The advisors and soldiers compared notes and told Nee that the journey was almost over, maybe only a day’s journey left. It couldn’t come soon enough for us. We were tired of running. And when we got to Jerusalem, we would be in our own familiar town, and could eat and sleep in our own houses. We did not want to be too far away from Nee while in Jerusalem, but we could really use a good night sleep . . .

Thursday, September 22, 2011

Surveying the Damage: Getting prepared

Careful. Watch out for that . . . “OUCH” . . . that prickly bush. Sneaking into the palace is not as easy as we thought it would be. We came to report the situation to Nee and the other exiles. We thought he would moan and complain with us about being deserted by God and about God not protecting us. He took the higher road; he outclassed us; he schooled us.

Nee drop to his knees, and lay with his face in the dirt, to praise God, to plea for forgiveness for himself and for all of us, and to prepare us to do God’s work according to His desires. Nee asked for God to show what He wanted the exiled people of Jerusalem to do, and he asked to be shown what he was supposed to do as God’s faithful servant. Still on our knees in Nee’s room, we heard bells ring. Nee jumped up and grabbed the King’s wine cup, and ran off. We followed him as far as we could. We inched our way behind the curtains and tapestries until we were close enough to hear.

The King noticed that Nee was troubled as Nee, his favorite cupbearer, poured his wine. He asked Nee what had him so down, so miserable, that he was unable to be happy in the presence of the King. That behavior could get a cupbearer executed, but the King was moved by Nee’s account of the state of things in his homeland. The King did not call for his execution, which he knew he deserved; instead the King asked Nee what he needed to make the journey to Jerusalem, and what he needed to make things right.
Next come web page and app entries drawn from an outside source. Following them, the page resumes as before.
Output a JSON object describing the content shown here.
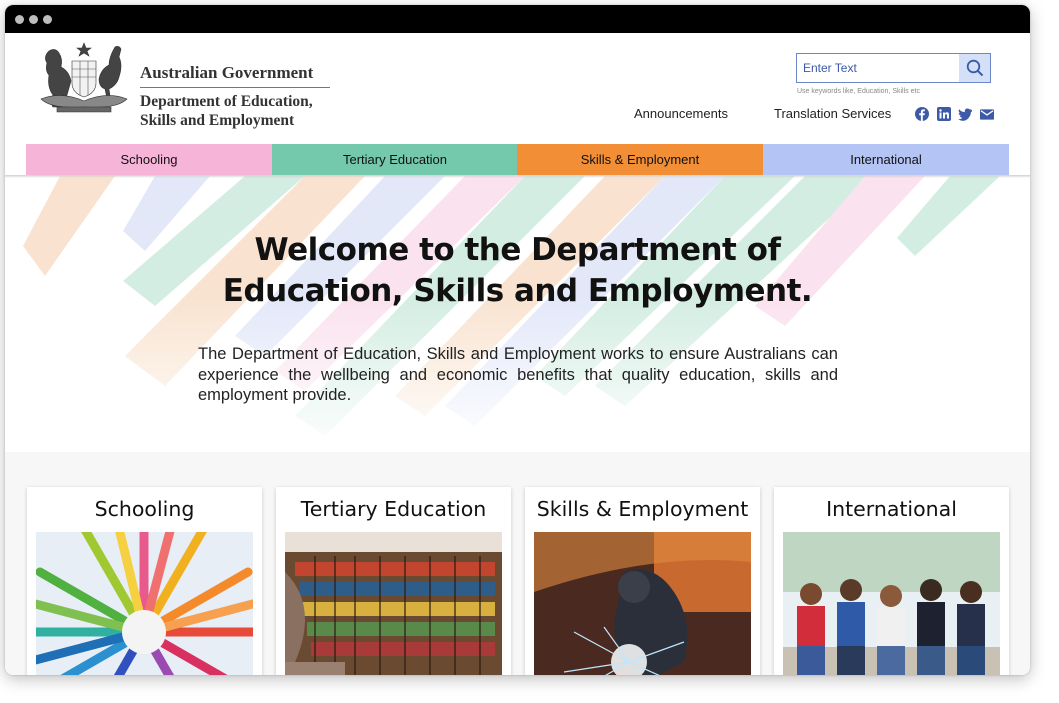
{
  "header": {
    "gov_name": "Australian Government",
    "dept_line1": "Department of Education,",
    "dept_line2": "Skills and Employment"
  },
  "search": {
    "placeholder": "Enter Text",
    "hint": "Use keywords like, Education, Skills etc"
  },
  "utility_links": [
    "Announcements",
    "Translation Services"
  ],
  "social_icons": [
    "facebook-icon",
    "linkedin-icon",
    "twitter-icon",
    "mail-icon"
  ],
  "nav": {
    "items": [
      {
        "label": "Schooling",
        "color": "#f7b4d9"
      },
      {
        "label": "Tertiary Education",
        "color": "#74c8ac"
      },
      {
        "label": "Skills & Employment",
        "color": "#f28e35"
      },
      {
        "label": "International",
        "color": "#b3c4f5"
      }
    ]
  },
  "hero": {
    "title_line1": "Welcome to the Department of",
    "title_line2": "Education, Skills and Employment.",
    "description": "The Department of Education, Skills and Employment works to ensure Australians can experience the wellbeing and economic benefits that quality education, skills and employment provide."
  },
  "cards": [
    {
      "title": "Schooling",
      "image": "colored-pencils-photo"
    },
    {
      "title": "Tertiary Education",
      "image": "library-bookshelves-photo"
    },
    {
      "title": "Skills & Employment",
      "image": "welder-sparks-photo"
    },
    {
      "title": "International",
      "image": "students-group-photo"
    }
  ]
}
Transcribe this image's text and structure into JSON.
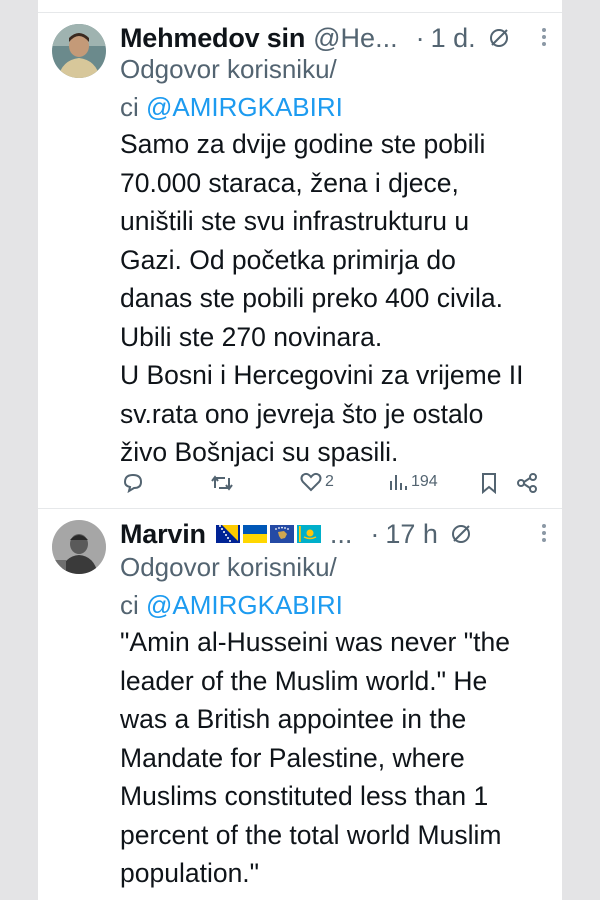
{
  "tweets": [
    {
      "author": "Mehmedov sin",
      "handle": "@He...",
      "time": "1 d.",
      "reply_prefix": "Odgovor korisniku/",
      "reply_ci": "ci ",
      "reply_mention": "@AMIRGKABIRI",
      "lines": [
        "Samo za dvije godine ste pobili",
        "70.000 staraca, žena i djece,",
        "uništili ste svu infrastrukturu u",
        "Gazi. Od početka primirja do",
        "danas ste pobili preko 400 civila.",
        "Ubili ste 270 novinara.",
        "U Bosni i Hercegovini za vrijeme II",
        "sv.rata ono jevreja što je ostalo",
        "živo Bošnjaci su spasili."
      ],
      "likes": "2",
      "views": "194"
    },
    {
      "author": "Marvin",
      "ellipsis": "...",
      "time": "17 h",
      "reply_prefix": "Odgovor korisniku/",
      "reply_ci": "ci ",
      "reply_mention": "@AMIRGKABIRI",
      "lines": [
        "\"Amin al-Husseini was never \"the",
        "leader of the Muslim world.\" He",
        "was a British appointee in the",
        "Mandate for Palestine, where",
        "Muslims constituted less than 1",
        "percent of the total world Muslim",
        "population.\""
      ]
    }
  ],
  "separator_dot": "·",
  "colors": {
    "mention": "#1d9bf0",
    "secondary": "#536471",
    "text": "#0f1419"
  },
  "icons": [
    "edit-icon",
    "more-icon",
    "reply-icon",
    "retweet-icon",
    "like-icon",
    "views-icon",
    "bookmark-icon",
    "share-icon"
  ]
}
We watched all this in awe. Not of the King whose fame and might are legendary, but of God’s power and provision through a faithful servant. Faithful to the God of Heaven. Faithful to his captor King. So the King trusted him with great wealth of materials, tools, and workers; and he wrote letters to the surrounding governments asking them to give Nee’s convoy safe passage. As a final “blessing” for Nee’s mission, the King gave orders for an armed escort to go with Nee all the way to Jerusalem.

Watching, unbelieving but seeing it all unfold, we were amazed (and not a little ashamed that our faith was so very tiny compared to Nee’s). We argued among ourselves about who could’ve done it better, or who could have been a better, more competent, leader than Nee. Focused on ourselves with our idle arguing we almost missed it. Nee’s rapidly assembled convoy was ready and left on the appointed day. We had to run to catch up having no animals given to us by the King. Nee was such a big shot having won over the enemy king. We wanted to be there to see Nee’s plans fail. We will continue running and hopefully not miss anything . . .